──────── EXTRACTED INFORMATION

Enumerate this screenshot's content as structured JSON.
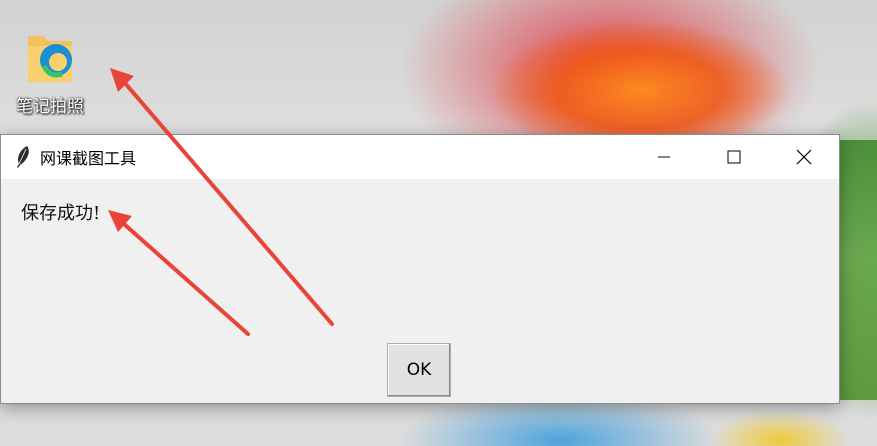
{
  "desktop": {
    "icon": {
      "name": "folder-edge-icon",
      "label": "笔记拍照"
    }
  },
  "dialog": {
    "title": "网课截图工具",
    "app_icon": "feather-icon",
    "controls": [
      "minimize-icon",
      "maximize-icon",
      "close-icon"
    ],
    "message": "保存成功!",
    "ok_label": "OK"
  },
  "colors": {
    "annotation_arrow": "#e8443a",
    "dialog_bg": "#f0f0f0",
    "titlebar_bg": "#ffffff"
  }
}
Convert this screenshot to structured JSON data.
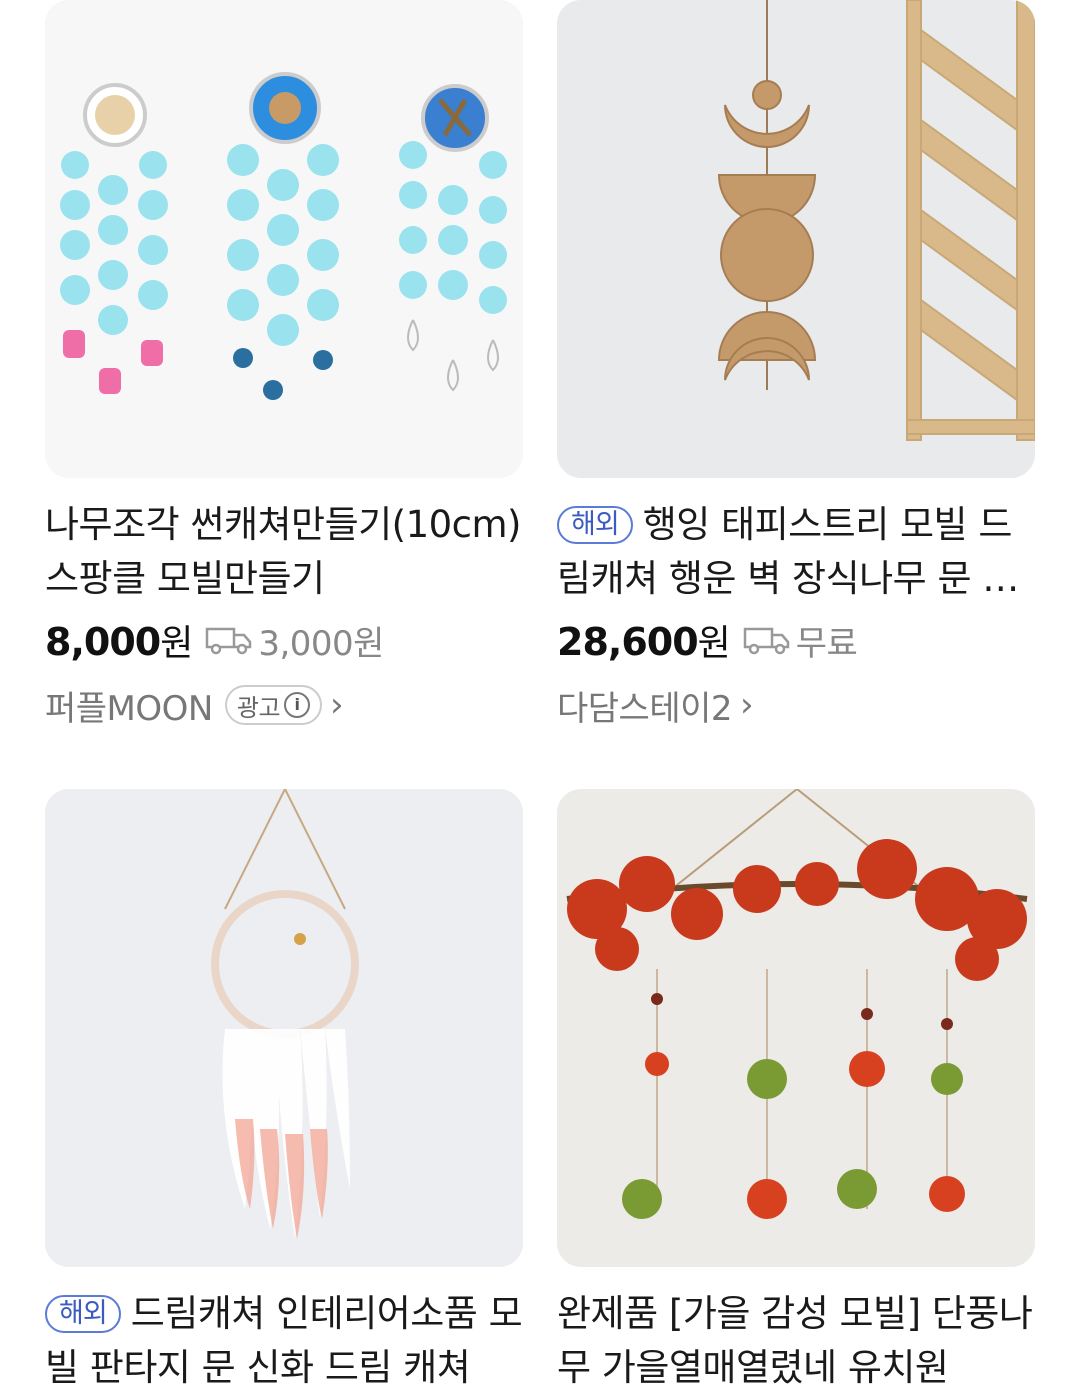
{
  "products": [
    {
      "title": "나무조각 썬캐쳐만들기(10cm) 스팡클 모빌만들기",
      "badge": "",
      "price": "8,000",
      "currency": "원",
      "shipping": "3,000원",
      "seller": "퍼플MOON",
      "ad_label": "광고",
      "image_icon": "sparkle-suncatcher-image"
    },
    {
      "title": "행잉 태피스트리 모빌 드림캐쳐 행운 벽 장식나무 문 모빌",
      "badge": "해외",
      "price": "28,600",
      "currency": "원",
      "shipping": "무료",
      "seller": "다담스테이2",
      "ad_label": "",
      "image_icon": "wooden-moon-phase-image"
    },
    {
      "title": "드림캐쳐 인테리어소품 모빌 판타지 문 신화 드림 캐쳐",
      "badge": "해외",
      "price": "",
      "currency": "",
      "shipping": "",
      "seller": "",
      "ad_label": "",
      "image_icon": "pink-dreamcatcher-image"
    },
    {
      "title": "완제품 [가을 감성 모빌] 단풍나무 가을열매열렸네 유치원",
      "badge": "",
      "price": "",
      "currency": "",
      "shipping": "",
      "seller": "",
      "ad_label": "",
      "image_icon": "autumn-maple-mobile-image"
    }
  ],
  "colors": {
    "badge": "#3b5bbf",
    "muted": "#888888",
    "info_i": "i"
  }
}
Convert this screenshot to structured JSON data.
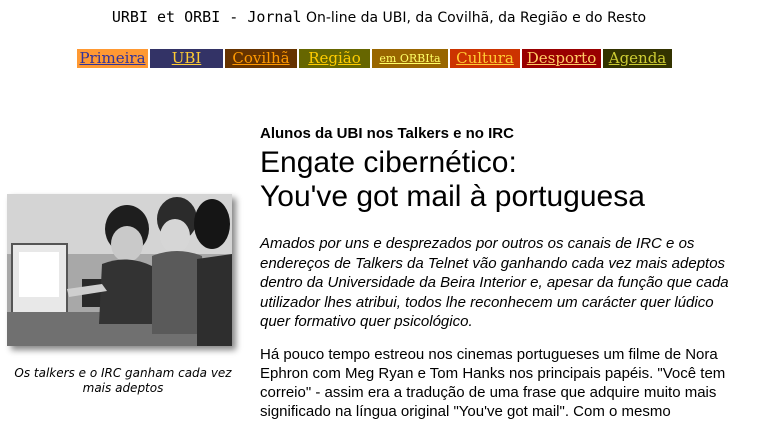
{
  "masthead": {
    "brand": "URBI et ORBI - Jornal",
    "tagline": "On-line da UBI, da Covilhã, da Região e do Resto"
  },
  "nav": [
    {
      "label": "Primeira",
      "bg": "#ff9933",
      "fg": "#333399",
      "w": 71
    },
    {
      "label": "UBI",
      "bg": "#333366",
      "fg": "#ffcc33",
      "w": 73
    },
    {
      "label": "Covilhã",
      "bg": "#663300",
      "fg": "#ff9900",
      "w": 72
    },
    {
      "label": "Região",
      "bg": "#666600",
      "fg": "#ffcc00",
      "w": 71
    },
    {
      "label": "em ORBIta",
      "bg": "#996600",
      "fg": "#ffff66",
      "w": 76,
      "small": true
    },
    {
      "label": "Cultura",
      "bg": "#cc3300",
      "fg": "#ffcc33",
      "w": 70
    },
    {
      "label": "Desporto",
      "bg": "#990000",
      "fg": "#ffcc66",
      "w": 79
    },
    {
      "label": "Agenda",
      "bg": "#333300",
      "fg": "#cccc33",
      "w": 69
    }
  ],
  "photo": {
    "caption": "Os talkers e o IRC ganham cada vez mais adeptos"
  },
  "article": {
    "kicker": "Alunos da UBI nos Talkers e no IRC",
    "headline_line1": "Engate cibernético:",
    "headline_line2": "You've got mail à portuguesa",
    "lead": "Amados por uns e desprezados por outros os canais de IRC e os endereços de Talkers da Telnet vão ganhando cada vez mais adeptos dentro da Universidade da Beira Interior e, apesar da função que cada utilizador lhes atribui, todos lhe reconhecem um carácter quer lúdico quer formativo quer psicológico.",
    "body": "Há pouco tempo estreou nos cinemas portugueses um filme de Nora Ephron com Meg Ryan e Tom Hanks nos principais papéis. \"Você tem correio\" -  assim era a tradução de uma frase que adquire muito mais significado na língua original \"You've got mail\". Com o mesmo"
  }
}
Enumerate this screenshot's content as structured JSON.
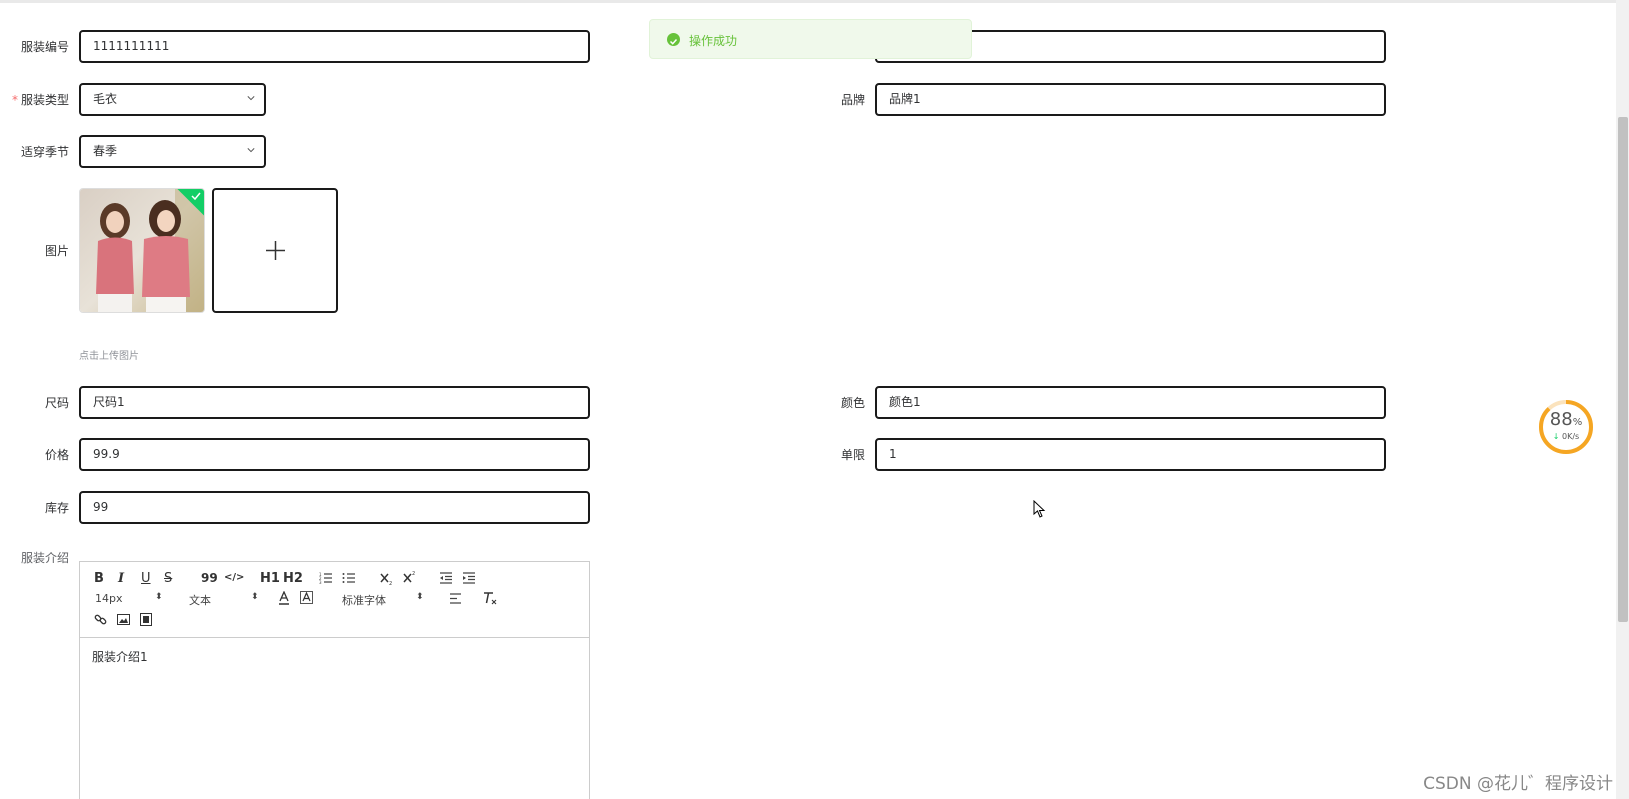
{
  "notification": {
    "message": "操作成功"
  },
  "form": {
    "garment_code": {
      "label": "服装编号",
      "value": "1111111111"
    },
    "garment_name": {
      "value": ""
    },
    "garment_type": {
      "label": "服装类型",
      "required_mark": "*",
      "value": "毛衣"
    },
    "brand": {
      "label": "品牌",
      "value": "品牌1"
    },
    "season": {
      "label": "适穿季节",
      "value": "春季"
    },
    "image": {
      "label": "图片",
      "upload_tip": "点击上传图片",
      "add_symbol": "+"
    },
    "size": {
      "label": "尺码",
      "value": "尺码1"
    },
    "color": {
      "label": "颜色",
      "value": "颜色1"
    },
    "price": {
      "label": "价格",
      "value": "99.9"
    },
    "limit": {
      "label": "单限",
      "value": "1"
    },
    "stock": {
      "label": "库存",
      "value": "99"
    },
    "description": {
      "label": "服装介绍",
      "content": "服装介绍1",
      "toolbar": {
        "bold": "B",
        "italic": "I",
        "underline": "U",
        "strike": "S",
        "quote": "99",
        "code": "</>",
        "h1": "H1",
        "h2": "H2",
        "font_size": "14px",
        "header_style": "文本",
        "font_family": "标准字体"
      }
    }
  },
  "download_meter": {
    "percent": "88",
    "percent_unit": "%",
    "speed": "0K/s"
  },
  "watermark": "CSDN @花儿゛程序设计"
}
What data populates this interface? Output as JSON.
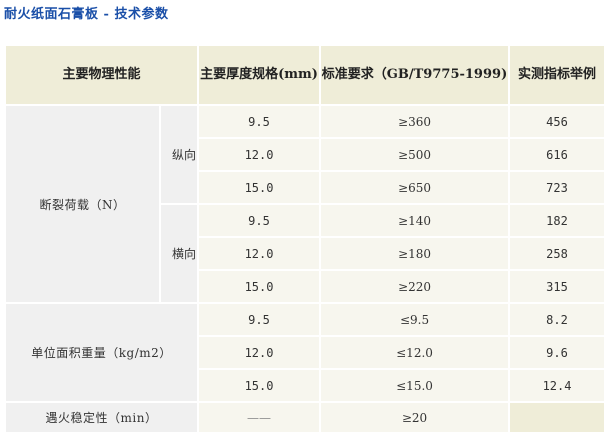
{
  "page": {
    "title": "耐火纸面石膏板 - 技术参数"
  },
  "table": {
    "headers": {
      "property": "主要物理性能",
      "thickness": "主要厚度规格(mm)",
      "standard": "标准要求（GB/T9775-1999)",
      "measured": "实测指标举例"
    },
    "breaking_load": {
      "label": "断裂荷载（N）",
      "longitudinal": {
        "label": "纵向",
        "rows": [
          {
            "thickness": "9.5",
            "standard": "≥360",
            "measured": "456"
          },
          {
            "thickness": "12.0",
            "standard": "≥500",
            "measured": "616"
          },
          {
            "thickness": "15.0",
            "standard": "≥650",
            "measured": "723"
          }
        ]
      },
      "transverse": {
        "label": "横向",
        "rows": [
          {
            "thickness": "9.5",
            "standard": "≥140",
            "measured": "182"
          },
          {
            "thickness": "12.0",
            "standard": "≥180",
            "measured": "258"
          },
          {
            "thickness": "15.0",
            "standard": "≥220",
            "measured": "315"
          }
        ]
      }
    },
    "unit_weight": {
      "label": "单位面积重量（kg/m2）",
      "rows": [
        {
          "thickness": "9.5",
          "standard": "≤9.5",
          "measured": "8.2"
        },
        {
          "thickness": "12.0",
          "standard": "≤12.0",
          "measured": "9.6"
        },
        {
          "thickness": "15.0",
          "standard": "≤15.0",
          "measured": "12.4"
        }
      ]
    },
    "fire_stability": {
      "label": "遇火稳定性（min）",
      "thickness": "——",
      "standard": "≥20",
      "measured": ""
    }
  }
}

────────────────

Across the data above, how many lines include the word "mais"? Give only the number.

> TASK RESPONSE: 3